Atkins at the Royal Society in London

We talked about Anna Atkins just last week in the History of Photography. This Tuesday, which is Photo History day in my world, the online show, Objectivity, visited the Royal Society in London, to look at their copy of Anna Atkins book, Photographs of British Algae: Cyanotype Impressions, created in 1843.

Anna Atkins is considered the first woman photographer, and the first person to publish a book of photographs, although they are actually photograms. Atkins was an English botanist, and knew there was a real need for scientific illustrations of plants. Her books are also considered the first use of photography for scientific illustration.

For my students, William Henry Fox Talbot's book, The Pencil of Nature, is the first commercially published book of photographs. Atkins' books were handmade for her friends and fellow scientists, and truly a labor of love.

Enjoy the video, it is a rare treat to watch Rupert Baker casually flip through the pages.

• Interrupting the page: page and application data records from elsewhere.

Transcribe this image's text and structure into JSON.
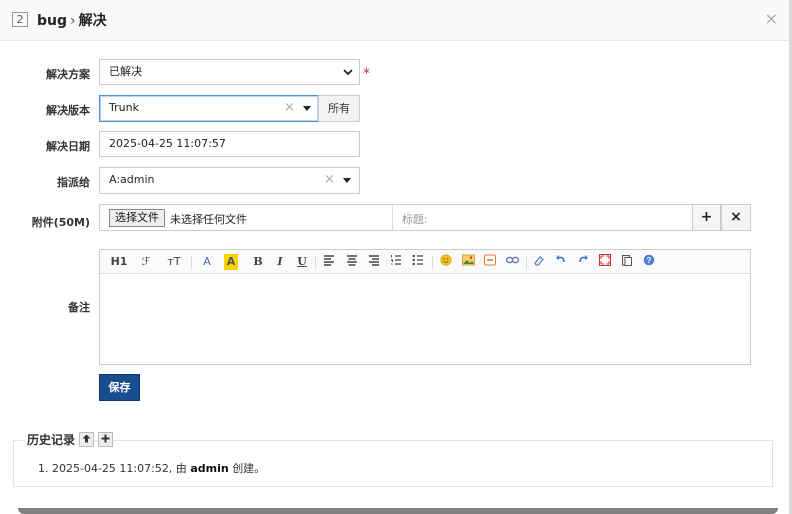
{
  "header": {
    "id_badge": "2",
    "module": "bug",
    "separator": "›",
    "action": "解决",
    "close": "×"
  },
  "form": {
    "resolution": {
      "label": "解决方案",
      "value": "已解决",
      "required_mark": "*"
    },
    "build": {
      "label": "解决版本",
      "value": "Trunk",
      "all_button": "所有"
    },
    "date": {
      "label": "解决日期",
      "value": "2025-04-25 11:07:57"
    },
    "assign": {
      "label": "指派给",
      "value": "A:admin"
    },
    "files": {
      "label": "附件(50M)",
      "choose_button": "选择文件",
      "no_file": "未选择任何文件",
      "title_placeholder": "标题:",
      "add": "+",
      "remove": "×"
    },
    "comment": {
      "label": "备注"
    },
    "save_button": "保存"
  },
  "editor_toolbar": {
    "heading": "H1",
    "font_family": "ℱ",
    "font_size": "тT",
    "font_color": "A",
    "bg_color": "A",
    "bold": "B",
    "italic": "I",
    "underline": "U"
  },
  "history": {
    "title": "历史记录",
    "items": [
      {
        "prefix": "1. 2025-04-25 11:07:52, 由",
        "user": "admin",
        "suffix": "创建。"
      }
    ]
  }
}
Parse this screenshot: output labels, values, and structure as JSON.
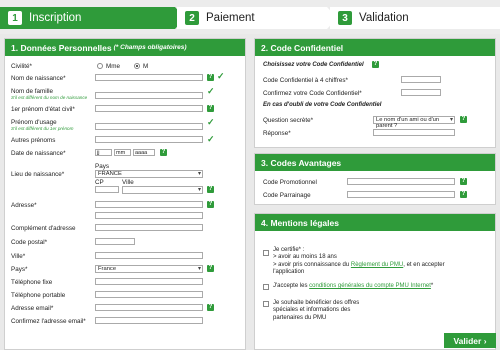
{
  "steps": [
    {
      "num": "1",
      "label": "Inscription"
    },
    {
      "num": "2",
      "label": "Paiement"
    },
    {
      "num": "3",
      "label": "Validation"
    }
  ],
  "personal": {
    "title": "1. Données Personnelles",
    "subtitle": "(* Champs obligatoires)",
    "civilite": "Civilité*",
    "mme": "Mme",
    "m": "M",
    "nom_naissance": "Nom de naissance*",
    "nom_famille": "Nom de famille",
    "nom_famille_note": "S'il est différent du nom de naissance",
    "prenom_civil": "1er prénom d'état civil*",
    "prenom_usage": "Prénom d'usage",
    "prenom_usage_note": "S'il est différent du 1er prénom",
    "autres_prenoms": "Autres prénoms",
    "date_naissance": "Date de naissance*",
    "date_jj": "jj",
    "date_mm": "mm",
    "date_aaaa": "aaaa",
    "lieu_naissance": "Lieu de naissance*",
    "pays_label": "Pays",
    "pays_value": "FRANCE",
    "cp_label": "CP",
    "ville_label": "Ville",
    "adresse": "Adresse*",
    "complement": "Complément d'adresse",
    "code_postal": "Code postal*",
    "ville": "Ville*",
    "pays": "Pays*",
    "pays_select": "France",
    "tel_fixe": "Téléphone fixe",
    "tel_portable": "Téléphone portable",
    "email": "Adresse email*",
    "email_confirm": "Confirmez l'adresse email*"
  },
  "code": {
    "title": "2. Code Confidentiel",
    "hint": "Choisissez votre Code Confidentiel",
    "code_label": "Code Confidentiel à 4 chiffres*",
    "confirm_label": "Confirmez votre Code Confidentiel*",
    "oubli": "En cas d'oubli de votre Code Confidentiel",
    "question_label": "Question secrète*",
    "question_value": "Le nom d'un ami ou d'un parent ?",
    "reponse_label": "Réponse*"
  },
  "avantages": {
    "title": "3. Codes Avantages",
    "promo": "Code Promotionnel",
    "parrainage": "Code Parrainage"
  },
  "legal": {
    "title": "4. Mentions légales",
    "certifie": "Je certifie* :",
    "line1": "> avoir au moins 18 ans",
    "line2a": "> avoir pris connaissance du ",
    "line2link": "Règlement du PMU",
    "line2b": ", et en accepter",
    "line3": "l'application",
    "accept_a": "J'accepte les ",
    "accept_link": "conditions générales du compte PMU Internet",
    "accept_b": "*",
    "offers1": "Je souhaite bénéficier des offres",
    "offers2": "spéciales et informations des",
    "offers3": "partenaires du PMU"
  },
  "help_glyph": "?",
  "check_glyph": "✓",
  "submit": "Valider ›"
}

For more info, read this article at Peta Pixel.



Anna Atkins: Botanist and Photographer

While in NYC last month I had the privilege of getting to see one of Anna Atkins actual books. Her work is what inspired my project "Sun Prints," and I fell in love with photograms on the first day of wet lab in college. Needless to say, this was a real treat. The semester starts tomorrow and the first class that I will meet with is Expressive Photo (Alternative Processes) which I only get to teach once a year. The course will cover photograms and cyanotypes, and I will do a presentation on her work.

Atkins is an interesting person in the history of photography. Her father was a scientist and she was exposed to many scientists and the elite of England during her childhood. She knew Sir John Herschel (early inventor with many significant contributions to the history of photo) and became fascinated by his process called cyanotype which is a non-silver photographic method of making images using Potassium Ferricyanide and Ferric Ammonium Citrate: the process was invented in 1842 and she began using it before the year's end. The image is blue and is one of the most archival methods of making a photograph ever invented, but the blue color kept it from ever being viable.

For centuries, botanists struggled with representation in their scientific publications because the plants had to be hand-drawn and were only as accurate as the abilities of the artist. As a young woman, Atkins would make drawings to illustrate her father's publications and this led to her eventual use of the actual plants as negatives. She would go to the river (or fields) with her servants and gather plants to take back to her home. Then she would press them flat, and make contact prints with cyanotype. The resulting images were exact reproductions of the plants. The photograms evolved into an ambitious project making limited edition books for botanists. When the plant negative fell apart she would gather a new specimen. She privately published her first book of these images in 1843 entitled, Photographs of British Algae: Cyanotype Impressions. She would go on to produce three volumes of this book between 1843 and 1853 of which there are only 17 copies remaining in the world (hence my excitement at actually seeing one of them.) Her work is considered to be the first use of photography for scientific purposes, the first book utilizing photographs as illustrations, and she is perhaps the first woman photographer. She is also known for her typography in the books which was oftentimes made from plants.

More images by Atkins at BibliOdyssey.

Photo Credit: Rene' West, Anna Atkin's book, shot at the Metropolitan Museum, 2009